I was in my last semester of grad school, sitting in a café, repressing a broken heart, and working on my thesis. After several hours of non-stop reading and writing, I started to feel a deep sense of despair. My head spun. My breath became heavier. I paused and took a step back from myself.
To celebrate the release of my third solo album, I played a big concert (of course). This was in 2016. I remember the nearly sold-out crowd gathering in the swanky Portland club and me, sitting in the back stairwell behind the stage, trying desperately not to barf, trying to ground back into my shaking-with-adrenaline body.
I don’t know if you are real
and I don’t want to be fooled
anymore, letting myself be born
into beliefs that are both wrong
and profoundly harmful – two-edged
sword slicing my insides
as it tears stranger into enemy.
I feel silly in ways
I didn’t as a kid,
writing to you
this time unsure.
Like many Friends, I was a Peace Corps volunteer in my youth. The Peace Corps Act includes three goals for volunteers: do a job, introduce host country locals to a U.S. young person (usually young), and bring an awareness of the host country’s culture and history back to the U.S. Of those three goals, far and away the most difficult has been that last one.

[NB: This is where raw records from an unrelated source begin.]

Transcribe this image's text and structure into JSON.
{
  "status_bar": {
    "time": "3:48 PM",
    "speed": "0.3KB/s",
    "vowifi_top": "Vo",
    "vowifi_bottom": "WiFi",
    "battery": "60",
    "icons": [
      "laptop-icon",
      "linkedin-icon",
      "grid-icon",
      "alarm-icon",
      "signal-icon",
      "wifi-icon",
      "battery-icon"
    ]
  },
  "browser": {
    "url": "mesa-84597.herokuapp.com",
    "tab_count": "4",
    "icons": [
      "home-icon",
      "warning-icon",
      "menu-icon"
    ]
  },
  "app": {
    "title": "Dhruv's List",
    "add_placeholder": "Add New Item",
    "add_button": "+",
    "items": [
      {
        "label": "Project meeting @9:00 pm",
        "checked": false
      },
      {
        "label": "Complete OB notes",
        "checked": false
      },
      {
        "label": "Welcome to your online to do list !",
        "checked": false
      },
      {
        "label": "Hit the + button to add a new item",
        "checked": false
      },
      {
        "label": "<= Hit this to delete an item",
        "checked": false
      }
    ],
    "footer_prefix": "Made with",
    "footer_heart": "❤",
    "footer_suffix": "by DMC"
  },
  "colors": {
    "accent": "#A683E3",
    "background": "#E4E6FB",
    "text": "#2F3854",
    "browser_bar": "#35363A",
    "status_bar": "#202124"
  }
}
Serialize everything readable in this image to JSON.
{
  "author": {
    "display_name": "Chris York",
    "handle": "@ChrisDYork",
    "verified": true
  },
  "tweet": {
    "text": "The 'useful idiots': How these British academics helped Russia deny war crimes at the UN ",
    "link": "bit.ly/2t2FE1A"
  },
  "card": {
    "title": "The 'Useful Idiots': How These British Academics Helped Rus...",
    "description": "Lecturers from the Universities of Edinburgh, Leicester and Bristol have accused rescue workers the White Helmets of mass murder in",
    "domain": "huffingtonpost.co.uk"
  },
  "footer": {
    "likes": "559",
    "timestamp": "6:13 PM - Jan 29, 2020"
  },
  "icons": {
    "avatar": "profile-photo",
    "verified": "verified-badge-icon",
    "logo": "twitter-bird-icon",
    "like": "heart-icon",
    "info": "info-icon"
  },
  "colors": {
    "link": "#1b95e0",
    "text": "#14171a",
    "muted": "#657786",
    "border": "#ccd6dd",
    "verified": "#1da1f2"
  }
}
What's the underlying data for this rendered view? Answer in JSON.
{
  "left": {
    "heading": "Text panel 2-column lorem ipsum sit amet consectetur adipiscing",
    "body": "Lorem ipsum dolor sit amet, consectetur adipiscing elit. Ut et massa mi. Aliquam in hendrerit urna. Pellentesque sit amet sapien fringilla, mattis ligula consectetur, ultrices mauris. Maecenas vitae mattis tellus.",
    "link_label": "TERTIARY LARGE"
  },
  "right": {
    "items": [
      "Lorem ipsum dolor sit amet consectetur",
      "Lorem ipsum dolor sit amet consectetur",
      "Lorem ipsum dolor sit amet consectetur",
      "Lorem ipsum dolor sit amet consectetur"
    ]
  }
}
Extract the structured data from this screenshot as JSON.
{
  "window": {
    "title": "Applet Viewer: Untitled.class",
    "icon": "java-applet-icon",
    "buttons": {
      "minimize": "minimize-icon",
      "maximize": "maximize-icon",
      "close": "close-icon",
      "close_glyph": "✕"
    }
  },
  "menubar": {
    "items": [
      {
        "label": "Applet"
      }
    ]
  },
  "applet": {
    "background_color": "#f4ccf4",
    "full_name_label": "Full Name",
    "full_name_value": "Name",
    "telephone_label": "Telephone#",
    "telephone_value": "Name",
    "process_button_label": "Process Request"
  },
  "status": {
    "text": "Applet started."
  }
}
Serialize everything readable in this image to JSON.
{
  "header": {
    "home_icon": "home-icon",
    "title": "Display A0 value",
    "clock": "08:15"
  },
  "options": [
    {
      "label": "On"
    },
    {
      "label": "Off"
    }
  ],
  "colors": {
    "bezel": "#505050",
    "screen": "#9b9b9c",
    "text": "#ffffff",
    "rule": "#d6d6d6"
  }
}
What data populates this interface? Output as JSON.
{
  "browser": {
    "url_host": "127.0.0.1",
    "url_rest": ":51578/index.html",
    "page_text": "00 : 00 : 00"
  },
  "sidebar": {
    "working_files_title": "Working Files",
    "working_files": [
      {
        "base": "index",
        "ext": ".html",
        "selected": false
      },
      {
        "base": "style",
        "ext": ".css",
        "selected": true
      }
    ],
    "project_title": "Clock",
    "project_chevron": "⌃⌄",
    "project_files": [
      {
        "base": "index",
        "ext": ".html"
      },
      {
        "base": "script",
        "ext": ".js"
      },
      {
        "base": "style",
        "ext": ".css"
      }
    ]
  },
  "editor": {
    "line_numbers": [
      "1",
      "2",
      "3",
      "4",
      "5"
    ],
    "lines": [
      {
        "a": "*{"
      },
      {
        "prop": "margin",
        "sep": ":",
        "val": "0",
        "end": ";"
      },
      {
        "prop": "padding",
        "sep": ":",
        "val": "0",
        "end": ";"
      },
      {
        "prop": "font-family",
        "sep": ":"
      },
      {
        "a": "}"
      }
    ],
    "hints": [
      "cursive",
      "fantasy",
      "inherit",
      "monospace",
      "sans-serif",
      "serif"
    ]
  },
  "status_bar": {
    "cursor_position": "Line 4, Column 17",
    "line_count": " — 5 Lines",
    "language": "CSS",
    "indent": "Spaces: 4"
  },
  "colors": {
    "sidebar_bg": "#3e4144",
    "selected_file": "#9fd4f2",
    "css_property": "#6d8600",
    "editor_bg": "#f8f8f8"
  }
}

The question of how to have a fulfilling existence during our short time on earth is especially significant in contemporary society. Many of us find that we struggle much less than our ancestors did for survival and basic necessities. We don’t have tigers chasing us, or wolves bothering us.